> _WHAT IS EXPECTED_
Apart from the pictures, return every line of the listing exactly.

> _EXERCISE INPUTS_
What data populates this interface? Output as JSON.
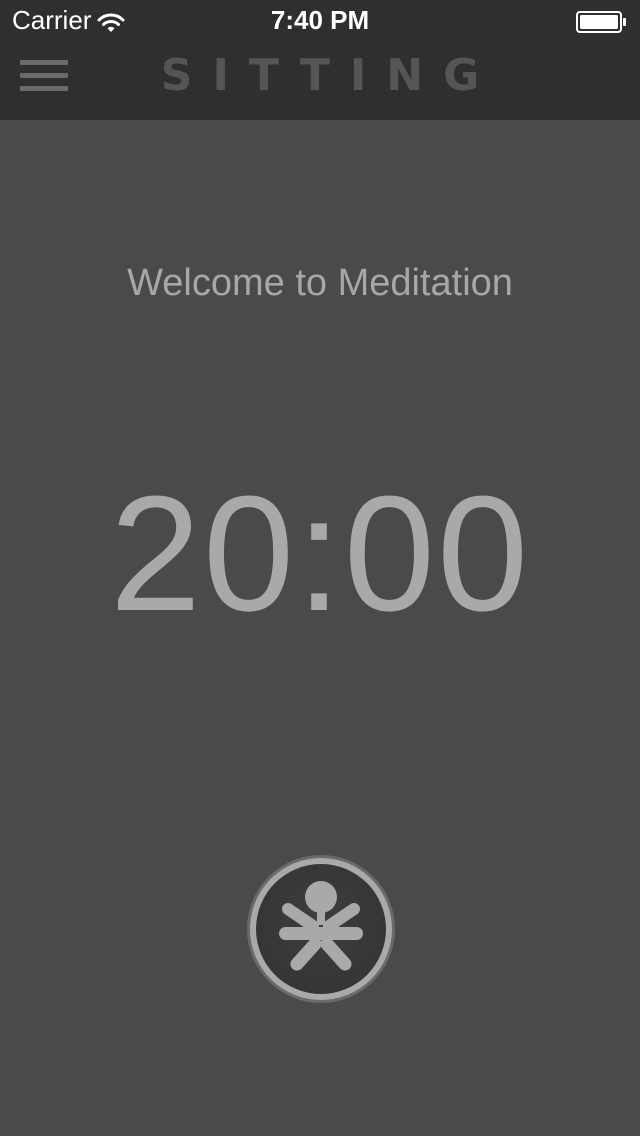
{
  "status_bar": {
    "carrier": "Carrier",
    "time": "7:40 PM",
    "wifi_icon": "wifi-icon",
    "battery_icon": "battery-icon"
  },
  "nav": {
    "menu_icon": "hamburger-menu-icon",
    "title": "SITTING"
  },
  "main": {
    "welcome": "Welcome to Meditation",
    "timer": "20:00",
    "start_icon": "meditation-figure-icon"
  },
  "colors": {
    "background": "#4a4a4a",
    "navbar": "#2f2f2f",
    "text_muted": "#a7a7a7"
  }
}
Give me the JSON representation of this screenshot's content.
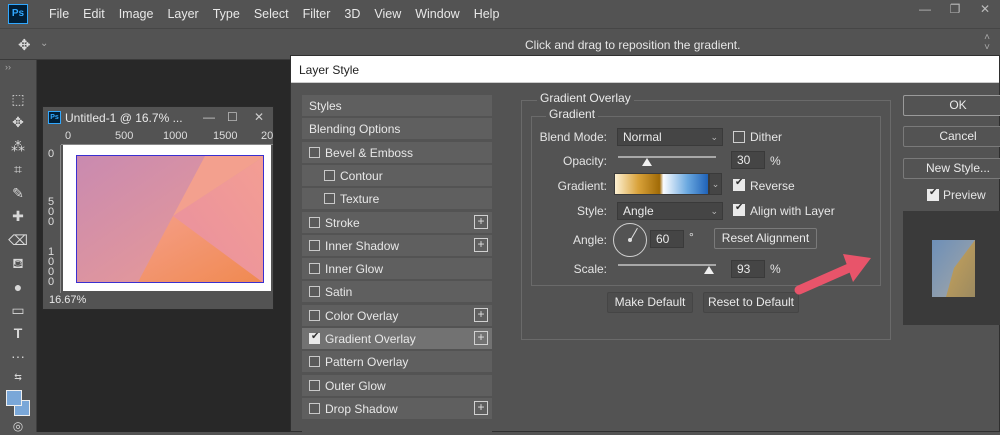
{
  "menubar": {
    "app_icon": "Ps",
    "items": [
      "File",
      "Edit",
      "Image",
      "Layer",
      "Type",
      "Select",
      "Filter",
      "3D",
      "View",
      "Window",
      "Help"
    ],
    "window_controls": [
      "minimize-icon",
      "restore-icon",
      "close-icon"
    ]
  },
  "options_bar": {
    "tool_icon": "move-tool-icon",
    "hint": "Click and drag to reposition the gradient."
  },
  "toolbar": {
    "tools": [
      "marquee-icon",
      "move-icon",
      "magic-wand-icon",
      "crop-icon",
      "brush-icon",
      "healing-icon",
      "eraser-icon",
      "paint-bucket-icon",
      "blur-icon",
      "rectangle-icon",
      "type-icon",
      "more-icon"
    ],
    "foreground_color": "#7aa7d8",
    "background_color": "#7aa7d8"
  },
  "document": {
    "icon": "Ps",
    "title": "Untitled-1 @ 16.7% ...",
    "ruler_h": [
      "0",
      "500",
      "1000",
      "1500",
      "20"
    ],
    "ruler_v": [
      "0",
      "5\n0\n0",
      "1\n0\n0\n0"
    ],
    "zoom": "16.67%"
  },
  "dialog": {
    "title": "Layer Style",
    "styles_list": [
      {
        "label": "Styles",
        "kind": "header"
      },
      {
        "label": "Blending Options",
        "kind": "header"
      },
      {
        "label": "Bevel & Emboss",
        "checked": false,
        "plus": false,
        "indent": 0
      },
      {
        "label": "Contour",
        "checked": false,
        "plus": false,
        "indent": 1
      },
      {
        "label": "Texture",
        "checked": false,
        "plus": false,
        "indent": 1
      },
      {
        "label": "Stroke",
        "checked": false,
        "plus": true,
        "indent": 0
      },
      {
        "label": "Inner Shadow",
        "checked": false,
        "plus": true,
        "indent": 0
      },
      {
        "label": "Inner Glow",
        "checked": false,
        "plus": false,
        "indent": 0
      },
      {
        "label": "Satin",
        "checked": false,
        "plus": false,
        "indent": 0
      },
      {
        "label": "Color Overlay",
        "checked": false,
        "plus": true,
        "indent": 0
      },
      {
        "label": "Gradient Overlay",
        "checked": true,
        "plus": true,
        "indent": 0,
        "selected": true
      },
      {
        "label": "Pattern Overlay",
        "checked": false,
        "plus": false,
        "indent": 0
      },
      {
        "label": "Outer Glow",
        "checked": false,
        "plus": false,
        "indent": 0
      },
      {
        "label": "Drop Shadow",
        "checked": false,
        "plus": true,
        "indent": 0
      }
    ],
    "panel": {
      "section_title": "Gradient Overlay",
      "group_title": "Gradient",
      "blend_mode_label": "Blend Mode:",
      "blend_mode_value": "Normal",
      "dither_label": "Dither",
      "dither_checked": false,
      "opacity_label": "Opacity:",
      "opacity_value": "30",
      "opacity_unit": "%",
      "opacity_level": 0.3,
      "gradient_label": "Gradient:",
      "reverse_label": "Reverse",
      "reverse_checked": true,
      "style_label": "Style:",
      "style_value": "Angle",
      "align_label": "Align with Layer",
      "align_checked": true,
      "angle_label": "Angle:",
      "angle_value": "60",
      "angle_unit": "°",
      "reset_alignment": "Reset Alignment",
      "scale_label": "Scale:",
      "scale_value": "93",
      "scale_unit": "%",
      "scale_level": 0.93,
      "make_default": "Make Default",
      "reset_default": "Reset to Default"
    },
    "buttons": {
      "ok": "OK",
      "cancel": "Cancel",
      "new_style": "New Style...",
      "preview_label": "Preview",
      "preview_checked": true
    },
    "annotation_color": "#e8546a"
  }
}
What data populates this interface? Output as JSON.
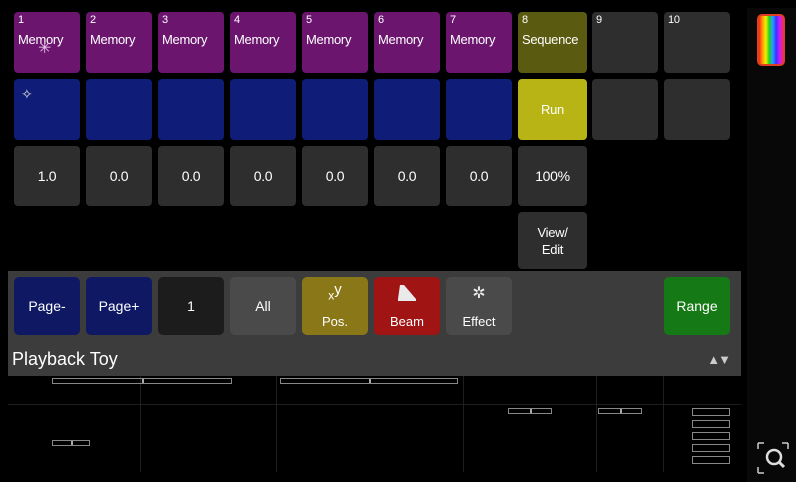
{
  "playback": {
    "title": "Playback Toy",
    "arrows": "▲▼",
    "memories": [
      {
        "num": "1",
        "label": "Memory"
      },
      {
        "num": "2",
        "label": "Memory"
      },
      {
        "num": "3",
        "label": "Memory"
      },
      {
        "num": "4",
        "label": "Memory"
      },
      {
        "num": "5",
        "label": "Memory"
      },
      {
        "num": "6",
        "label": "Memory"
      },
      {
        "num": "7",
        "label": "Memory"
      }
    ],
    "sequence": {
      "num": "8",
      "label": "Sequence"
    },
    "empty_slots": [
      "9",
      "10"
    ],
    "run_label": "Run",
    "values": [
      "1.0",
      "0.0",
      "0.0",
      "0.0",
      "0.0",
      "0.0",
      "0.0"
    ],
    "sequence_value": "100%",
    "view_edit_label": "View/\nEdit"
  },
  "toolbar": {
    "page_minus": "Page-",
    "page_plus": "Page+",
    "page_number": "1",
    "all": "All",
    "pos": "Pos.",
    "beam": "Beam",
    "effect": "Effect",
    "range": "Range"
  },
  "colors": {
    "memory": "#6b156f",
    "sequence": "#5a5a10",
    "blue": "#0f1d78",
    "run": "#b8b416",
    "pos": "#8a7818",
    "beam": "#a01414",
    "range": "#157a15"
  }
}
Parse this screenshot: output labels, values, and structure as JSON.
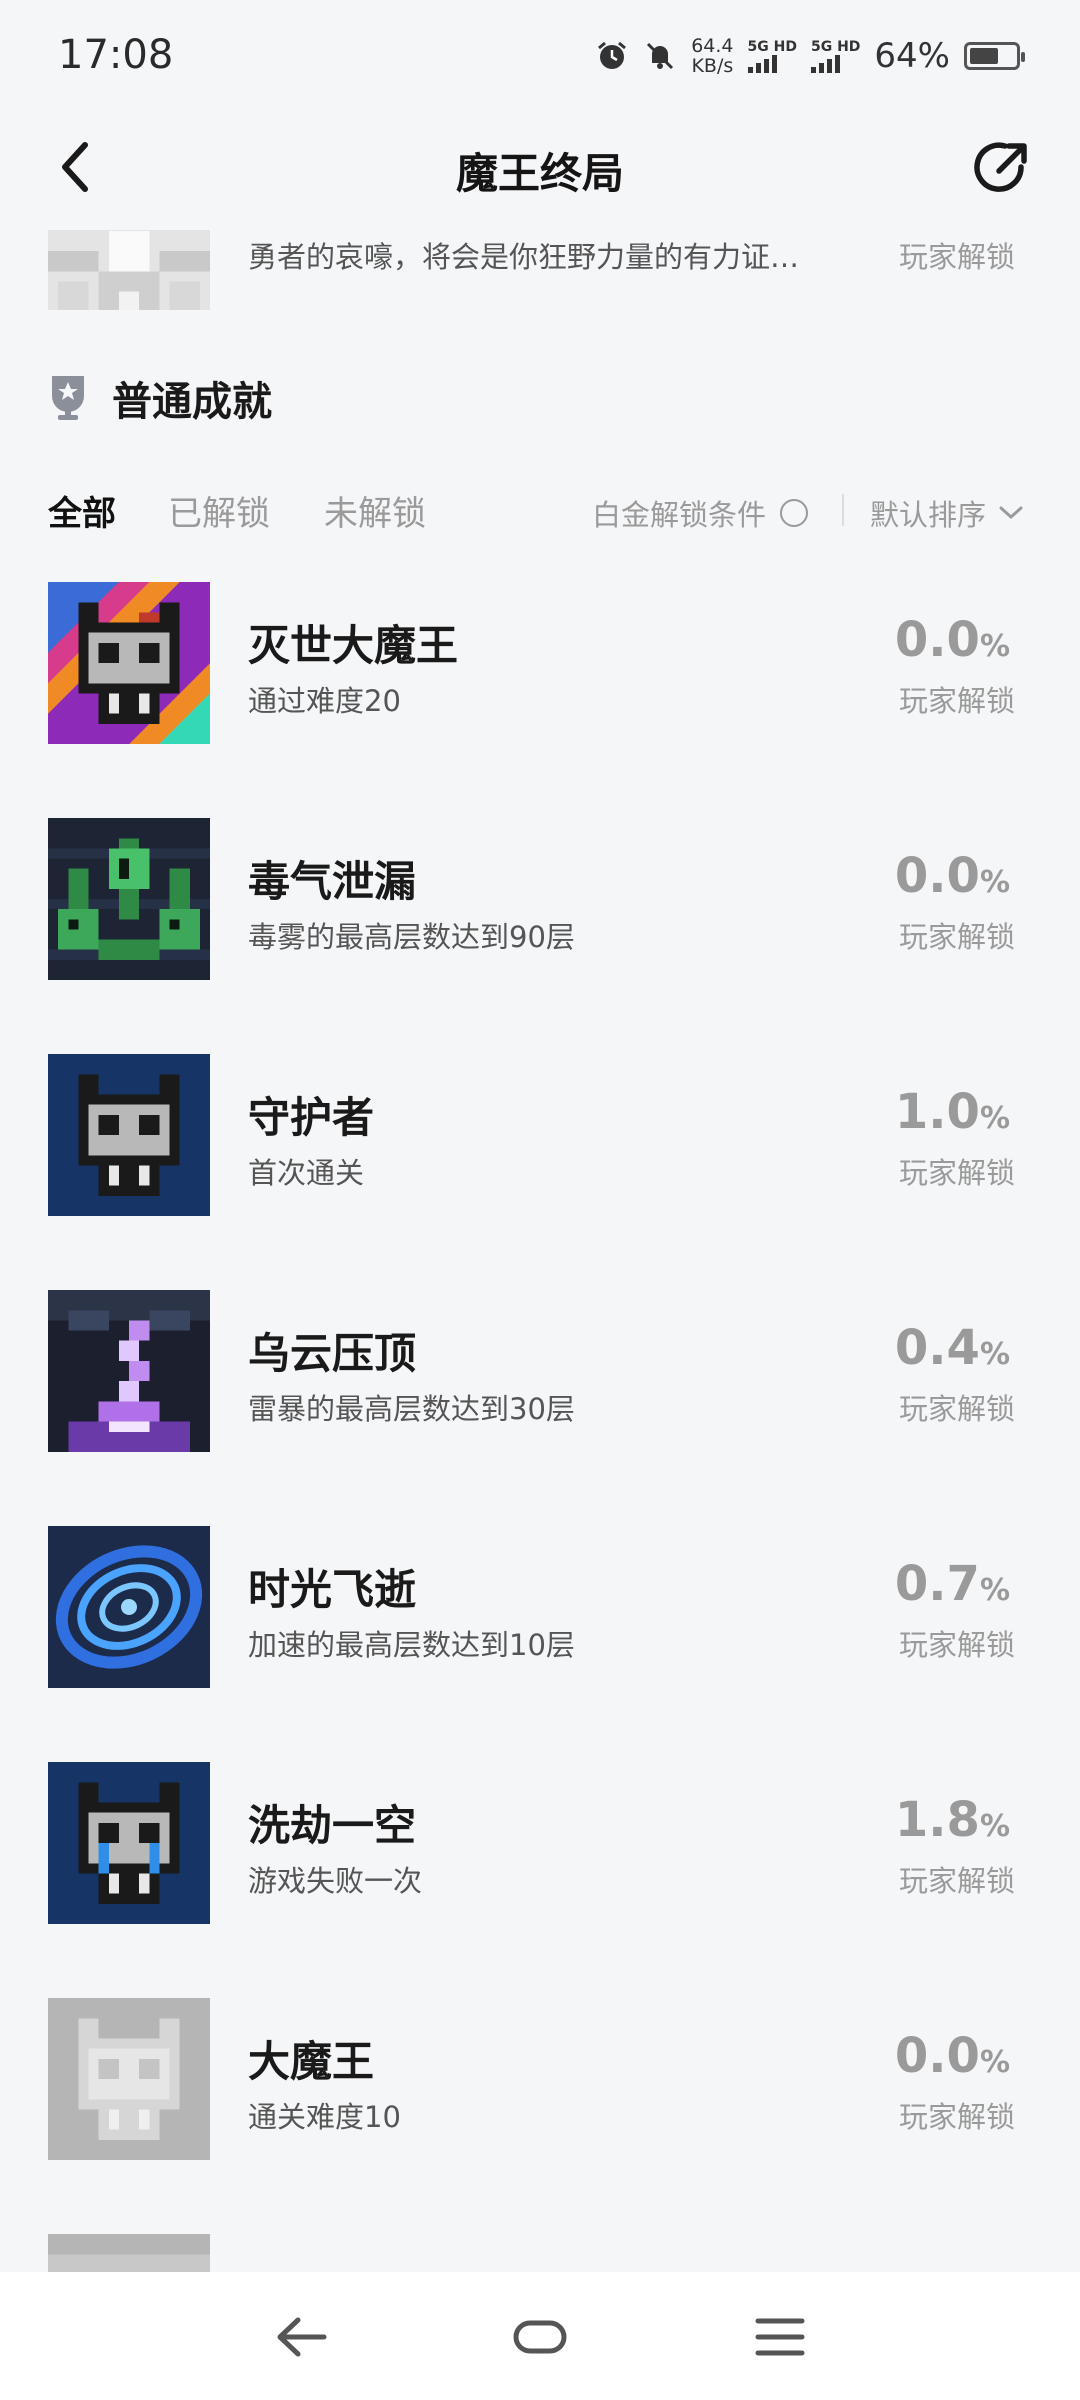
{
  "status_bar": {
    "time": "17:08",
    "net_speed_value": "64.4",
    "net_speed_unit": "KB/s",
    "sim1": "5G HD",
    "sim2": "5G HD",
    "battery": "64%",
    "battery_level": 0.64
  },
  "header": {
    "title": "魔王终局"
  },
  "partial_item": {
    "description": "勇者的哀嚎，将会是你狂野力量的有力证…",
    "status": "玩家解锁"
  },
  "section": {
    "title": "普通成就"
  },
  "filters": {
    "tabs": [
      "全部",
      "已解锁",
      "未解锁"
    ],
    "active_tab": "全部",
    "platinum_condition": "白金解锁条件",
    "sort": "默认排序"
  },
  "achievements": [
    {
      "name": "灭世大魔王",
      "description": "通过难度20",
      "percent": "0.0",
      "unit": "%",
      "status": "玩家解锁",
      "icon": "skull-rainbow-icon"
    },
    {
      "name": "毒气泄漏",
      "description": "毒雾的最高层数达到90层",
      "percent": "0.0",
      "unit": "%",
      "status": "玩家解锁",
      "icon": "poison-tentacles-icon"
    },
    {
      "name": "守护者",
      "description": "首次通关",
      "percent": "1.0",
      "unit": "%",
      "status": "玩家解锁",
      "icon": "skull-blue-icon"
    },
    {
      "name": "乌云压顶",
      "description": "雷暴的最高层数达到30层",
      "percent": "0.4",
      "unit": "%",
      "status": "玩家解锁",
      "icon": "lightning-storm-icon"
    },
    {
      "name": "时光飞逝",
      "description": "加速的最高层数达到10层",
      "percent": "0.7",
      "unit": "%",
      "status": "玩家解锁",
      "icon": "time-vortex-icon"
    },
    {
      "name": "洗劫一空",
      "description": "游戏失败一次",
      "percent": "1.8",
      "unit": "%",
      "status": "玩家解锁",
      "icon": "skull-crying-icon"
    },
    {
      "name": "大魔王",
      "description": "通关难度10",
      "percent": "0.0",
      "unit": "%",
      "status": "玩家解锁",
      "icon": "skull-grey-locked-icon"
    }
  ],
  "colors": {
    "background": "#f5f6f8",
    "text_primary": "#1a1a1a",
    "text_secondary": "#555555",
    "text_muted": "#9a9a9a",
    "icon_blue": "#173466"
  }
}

> _ANSWER TO THIS TASK_
What data populates this interface? Output as JSON.
{
  "status_bar": {
    "carrier": "Carrier",
    "time": "7:40 PM",
    "wifi_icon": "wifi-icon",
    "battery_icon": "battery-icon"
  },
  "nav": {
    "menu_icon": "hamburger-menu-icon",
    "title": "SITTING"
  },
  "main": {
    "welcome": "Welcome to Meditation",
    "timer": "20:00",
    "start_icon": "meditation-figure-icon"
  },
  "colors": {
    "background": "#4a4a4a",
    "navbar": "#2f2f2f",
    "text_muted": "#a7a7a7"
  }
}
Give me the JSON representation of this screenshot's content.
{
  "menubar": {
    "app_icon": "Ps",
    "items": [
      "File",
      "Edit",
      "Image",
      "Layer",
      "Type",
      "Select",
      "Filter",
      "3D",
      "View",
      "Window",
      "Help"
    ],
    "window_controls": [
      "minimize-icon",
      "restore-icon",
      "close-icon"
    ]
  },
  "options_bar": {
    "tool_icon": "move-tool-icon",
    "hint": "Click and drag to reposition the gradient."
  },
  "toolbar": {
    "tools": [
      "marquee-icon",
      "move-icon",
      "magic-wand-icon",
      "crop-icon",
      "brush-icon",
      "healing-icon",
      "eraser-icon",
      "paint-bucket-icon",
      "blur-icon",
      "rectangle-icon",
      "type-icon",
      "more-icon"
    ],
    "foreground_color": "#7aa7d8",
    "background_color": "#7aa7d8"
  },
  "document": {
    "icon": "Ps",
    "title": "Untitled-1 @ 16.7% ...",
    "ruler_h": [
      "0",
      "500",
      "1000",
      "1500",
      "20"
    ],
    "ruler_v": [
      "0",
      "5\n0\n0",
      "1\n0\n0\n0"
    ],
    "zoom": "16.67%"
  },
  "dialog": {
    "title": "Layer Style",
    "styles_list": [
      {
        "label": "Styles",
        "kind": "header"
      },
      {
        "label": "Blending Options",
        "kind": "header"
      },
      {
        "label": "Bevel & Emboss",
        "checked": false,
        "plus": false,
        "indent": 0
      },
      {
        "label": "Contour",
        "checked": false,
        "plus": false,
        "indent": 1
      },
      {
        "label": "Texture",
        "checked": false,
        "plus": false,
        "indent": 1
      },
      {
        "label": "Stroke",
        "checked": false,
        "plus": true,
        "indent": 0
      },
      {
        "label": "Inner Shadow",
        "checked": false,
        "plus": true,
        "indent": 0
      },
      {
        "label": "Inner Glow",
        "checked": false,
        "plus": false,
        "indent": 0
      },
      {
        "label": "Satin",
        "checked": false,
        "plus": false,
        "indent": 0
      },
      {
        "label": "Color Overlay",
        "checked": false,
        "plus": true,
        "indent": 0
      },
      {
        "label": "Gradient Overlay",
        "checked": true,
        "plus": true,
        "indent": 0,
        "selected": true
      },
      {
        "label": "Pattern Overlay",
        "checked": false,
        "plus": false,
        "indent": 0
      },
      {
        "label": "Outer Glow",
        "checked": false,
        "plus": false,
        "indent": 0
      },
      {
        "label": "Drop Shadow",
        "checked": false,
        "plus": true,
        "indent": 0
      }
    ],
    "panel": {
      "section_title": "Gradient Overlay",
      "group_title": "Gradient",
      "blend_mode_label": "Blend Mode:",
      "blend_mode_value": "Normal",
      "dither_label": "Dither",
      "dither_checked": false,
      "opacity_label": "Opacity:",
      "opacity_value": "30",
      "opacity_unit": "%",
      "opacity_level": 0.3,
      "gradient_label": "Gradient:",
      "reverse_label": "Reverse",
      "reverse_checked": true,
      "style_label": "Style:",
      "style_value": "Angle",
      "align_label": "Align with Layer",
      "align_checked": true,
      "angle_label": "Angle:",
      "angle_value": "60",
      "angle_unit": "°",
      "reset_alignment": "Reset Alignment",
      "scale_label": "Scale:",
      "scale_value": "93",
      "scale_unit": "%",
      "scale_level": 0.93,
      "make_default": "Make Default",
      "reset_default": "Reset to Default"
    },
    "buttons": {
      "ok": "OK",
      "cancel": "Cancel",
      "new_style": "New Style...",
      "preview_label": "Preview",
      "preview_checked": true
    },
    "annotation_color": "#e8546a"
  }
}
What data populates this interface? Output as JSON.
{
  "playback": {
    "title": "Playback Toy",
    "arrows": "▲▼",
    "memories": [
      {
        "num": "1",
        "label": "Memory"
      },
      {
        "num": "2",
        "label": "Memory"
      },
      {
        "num": "3",
        "label": "Memory"
      },
      {
        "num": "4",
        "label": "Memory"
      },
      {
        "num": "5",
        "label": "Memory"
      },
      {
        "num": "6",
        "label": "Memory"
      },
      {
        "num": "7",
        "label": "Memory"
      }
    ],
    "sequence": {
      "num": "8",
      "label": "Sequence"
    },
    "empty_slots": [
      "9",
      "10"
    ],
    "run_label": "Run",
    "values": [
      "1.0",
      "0.0",
      "0.0",
      "0.0",
      "0.0",
      "0.0",
      "0.0"
    ],
    "sequence_value": "100%",
    "view_edit_label": "View/\nEdit"
  },
  "toolbar": {
    "page_minus": "Page-",
    "page_plus": "Page+",
    "page_number": "1",
    "all": "All",
    "pos": "Pos.",
    "beam": "Beam",
    "effect": "Effect",
    "range": "Range"
  },
  "colors": {
    "memory": "#6b156f",
    "sequence": "#5a5a10",
    "blue": "#0f1d78",
    "run": "#b8b416",
    "pos": "#8a7818",
    "beam": "#a01414",
    "range": "#157a15"
  }
}
Parse this screenshot: output labels, values, and structure as JSON.
{
  "status_bar": {
    "time": "17:08",
    "net_speed_value": "64.4",
    "net_speed_unit": "KB/s",
    "sim1": "5G HD",
    "sim2": "5G HD",
    "battery": "64%",
    "battery_level": 0.64
  },
  "header": {
    "title": "魔王终局"
  },
  "partial_item": {
    "description": "勇者的哀嚎，将会是你狂野力量的有力证…",
    "status": "玩家解锁"
  },
  "section": {
    "title": "普通成就"
  },
  "filters": {
    "tabs": [
      "全部",
      "已解锁",
      "未解锁"
    ],
    "active_tab": "全部",
    "platinum_condition": "白金解锁条件",
    "sort": "默认排序"
  },
  "achievements": [
    {
      "name": "灭世大魔王",
      "description": "通过难度20",
      "percent": "0.0",
      "unit": "%",
      "status": "玩家解锁",
      "icon": "skull-rainbow-icon"
    },
    {
      "name": "毒气泄漏",
      "description": "毒雾的最高层数达到90层",
      "percent": "0.0",
      "unit": "%",
      "status": "玩家解锁",
      "icon": "poison-tentacles-icon"
    },
    {
      "name": "守护者",
      "description": "首次通关",
      "percent": "1.0",
      "unit": "%",
      "status": "玩家解锁",
      "icon": "skull-blue-icon"
    },
    {
      "name": "乌云压顶",
      "description": "雷暴的最高层数达到30层",
      "percent": "0.4",
      "unit": "%",
      "status": "玩家解锁",
      "icon": "lightning-storm-icon"
    },
    {
      "name": "时光飞逝",
      "description": "加速的最高层数达到10层",
      "percent": "0.7",
      "unit": "%",
      "status": "玩家解锁",
      "icon": "time-vortex-icon"
    },
    {
      "name": "洗劫一空",
      "description": "游戏失败一次",
      "percent": "1.8",
      "unit": "%",
      "status": "玩家解锁",
      "icon": "skull-crying-icon"
    },
    {
      "name": "大魔王",
      "description": "通关难度10",
      "percent": "0.0",
      "unit": "%",
      "status": "玩家解锁",
      "icon": "skull-grey-locked-icon"
    }
  ],
  "colors": {
    "background": "#f5f6f8",
    "text_primary": "#1a1a1a",
    "text_secondary": "#555555",
    "text_muted": "#9a9a9a",
    "icon_blue": "#173466"
  }
}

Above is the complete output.